_What you have to do:_ Below are some entries. Copy each line in them that holds "title".

_Source data:_
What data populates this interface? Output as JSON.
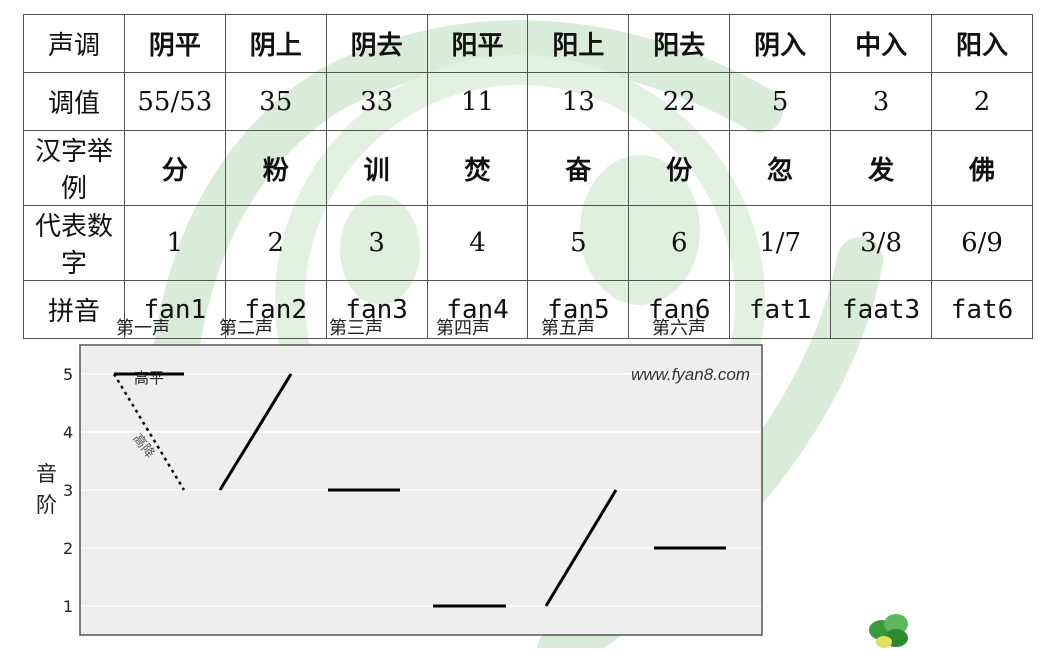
{
  "table": {
    "header_labels": [
      "声调",
      "调值",
      "汉字举例",
      "代表数字",
      "拼音"
    ],
    "tone_names": [
      "阴平",
      "阴上",
      "阴去",
      "阳平",
      "阳上",
      "阳去",
      "阴入",
      "中入",
      "阳入"
    ],
    "tone_values": [
      "55/53",
      "35",
      "33",
      "11",
      "13",
      "22",
      "5",
      "3",
      "2"
    ],
    "example_chars": [
      "分",
      "粉",
      "训",
      "焚",
      "奋",
      "份",
      "忽",
      "发",
      "佛"
    ],
    "digits": [
      "1",
      "2",
      "3",
      "4",
      "5",
      "6",
      "1/7",
      "3/8",
      "6/9"
    ],
    "pinyin": [
      "fan1",
      "fan2",
      "fan3",
      "fan4",
      "fan5",
      "fan6",
      "fat1",
      "faat3",
      "fat6"
    ]
  },
  "chart": {
    "tone_labels": [
      "第一声",
      "第二声",
      "第三声",
      "第四声",
      "第五声",
      "第六声"
    ],
    "y_axis_label_1": "音",
    "y_axis_label_2": "阶",
    "website": "www.fyan8.com",
    "annotation_high": "高平",
    "annotation_fall": "高降"
  },
  "chart_data": {
    "type": "line",
    "ylim": [
      0.5,
      5.5
    ],
    "yticks": [
      "1",
      "2",
      "3",
      "4",
      "5"
    ],
    "grid": true,
    "segments": [
      {
        "tone": "第一声",
        "from": 5,
        "to": 5
      },
      {
        "tone": "第一声",
        "from": 5,
        "to": 3,
        "style": "dotted"
      },
      {
        "tone": "第二声",
        "from": 3,
        "to": 5
      },
      {
        "tone": "第三声",
        "from": 3,
        "to": 3
      },
      {
        "tone": "第四声",
        "from": 1,
        "to": 1
      },
      {
        "tone": "第五声",
        "from": 1,
        "to": 3
      },
      {
        "tone": "第六声",
        "from": 2,
        "to": 2
      }
    ]
  },
  "colors": {
    "watermark": "#d6ead6",
    "plot_bg": "#eeeeee",
    "grid": "#ffffff",
    "line": "#000000"
  }
}
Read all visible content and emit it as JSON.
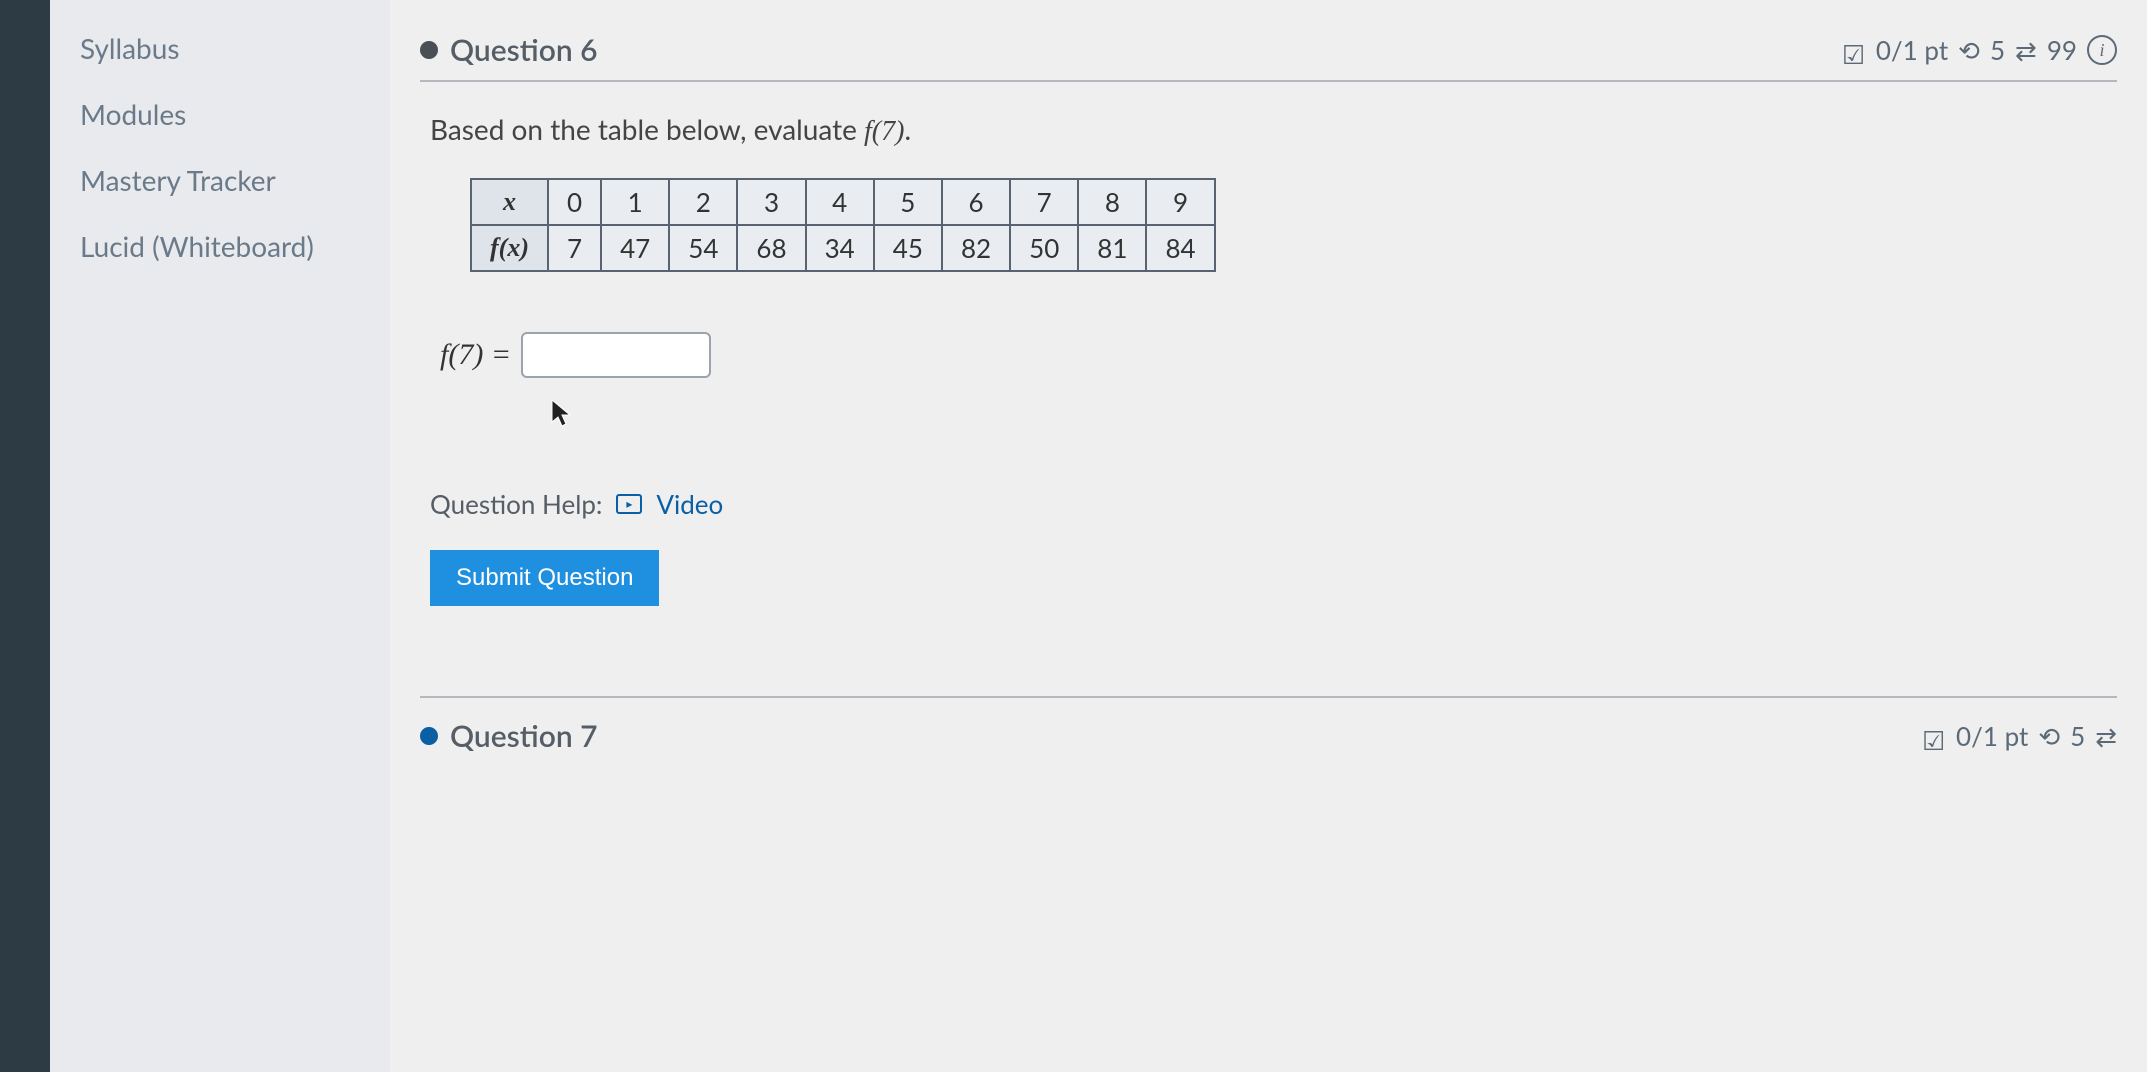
{
  "sidebar": {
    "items": [
      {
        "label": "Syllabus"
      },
      {
        "label": "Modules"
      },
      {
        "label": "Mastery Tracker"
      },
      {
        "label": "Lucid (Whiteboard)"
      }
    ]
  },
  "question6": {
    "title": "Question 6",
    "meta": {
      "points": "0/1 pt",
      "attempts_icon_value": "5",
      "retry_value": "99"
    },
    "prompt_prefix": "Based on the table below, evaluate ",
    "prompt_math": "f(7)",
    "prompt_suffix": ".",
    "table": {
      "row1_label": "x",
      "row2_label": "f(x)",
      "x_values": [
        "0",
        "1",
        "2",
        "3",
        "4",
        "5",
        "6",
        "7",
        "8",
        "9"
      ],
      "fx_values": [
        "7",
        "47",
        "54",
        "68",
        "34",
        "45",
        "82",
        "50",
        "81",
        "84"
      ]
    },
    "answer_label": "f(7) =",
    "answer_value": "",
    "help_label": "Question Help:",
    "video_label": "Video",
    "submit_label": "Submit Question"
  },
  "question7": {
    "title": "Question 7",
    "meta": {
      "points": "0/1 pt",
      "attempts_icon_value": "5"
    }
  }
}
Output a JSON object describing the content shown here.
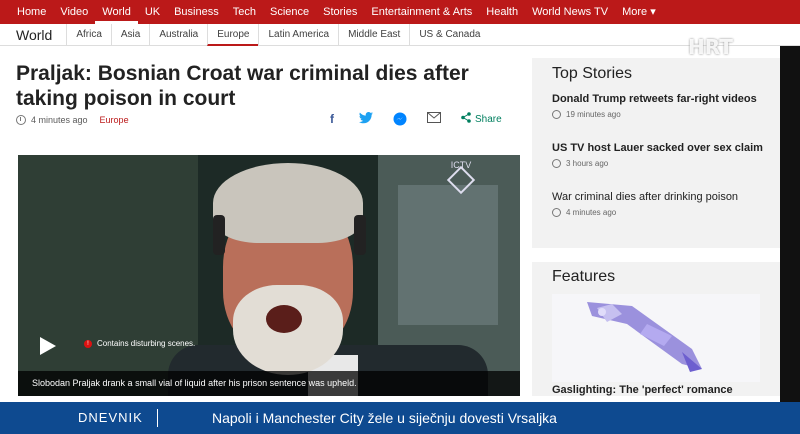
{
  "topnav": {
    "items": [
      "Home",
      "Video",
      "World",
      "UK",
      "Business",
      "Tech",
      "Science",
      "Stories",
      "Entertainment & Arts",
      "Health",
      "World News TV",
      "More ▾"
    ]
  },
  "subnav": {
    "section": "World",
    "items": [
      "Africa",
      "Asia",
      "Australia",
      "Europe",
      "Latin America",
      "Middle East",
      "US & Canada"
    ]
  },
  "overlay_logo": "HRT",
  "article": {
    "headline": "Praljak: Bosnian Croat war criminal dies after taking poison in court",
    "time": "4 minutes ago",
    "tag": "Europe",
    "share_label": "Share"
  },
  "video": {
    "channel_logo": "ICTV",
    "warning": "Contains disturbing scenes.",
    "caption": "Slobodan Praljak drank a small vial of liquid after his prison sentence was upheld."
  },
  "top_stories": {
    "title": "Top Stories",
    "stories": [
      {
        "title": "Donald Trump retweets far-right videos",
        "time": "19 minutes ago"
      },
      {
        "title": "US TV host Lauer sacked over sex claim",
        "time": "3 hours ago"
      },
      {
        "title": "War criminal dies after drinking poison",
        "time": "4 minutes ago"
      }
    ]
  },
  "features": {
    "title": "Features",
    "story": "Gaslighting: The 'perfect' romance"
  },
  "ticker": {
    "label": "DNEVNIK",
    "message": "Napoli i Manchester City žele u siječnju dovesti Vrsaljka"
  },
  "colors": {
    "brand_red": "#bb1919",
    "ticker_blue": "#0e4a90"
  }
}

_Result:_
    "title": "Question 6",
    "title": "Question 7",
    "title": "Top Stories",
        "title": "Donald Trump retweets far-right videos",
        "title": "US TV host Lauer sacked over sex claim",
        "title": "War criminal dies after drinking poison",
    "title": "Features",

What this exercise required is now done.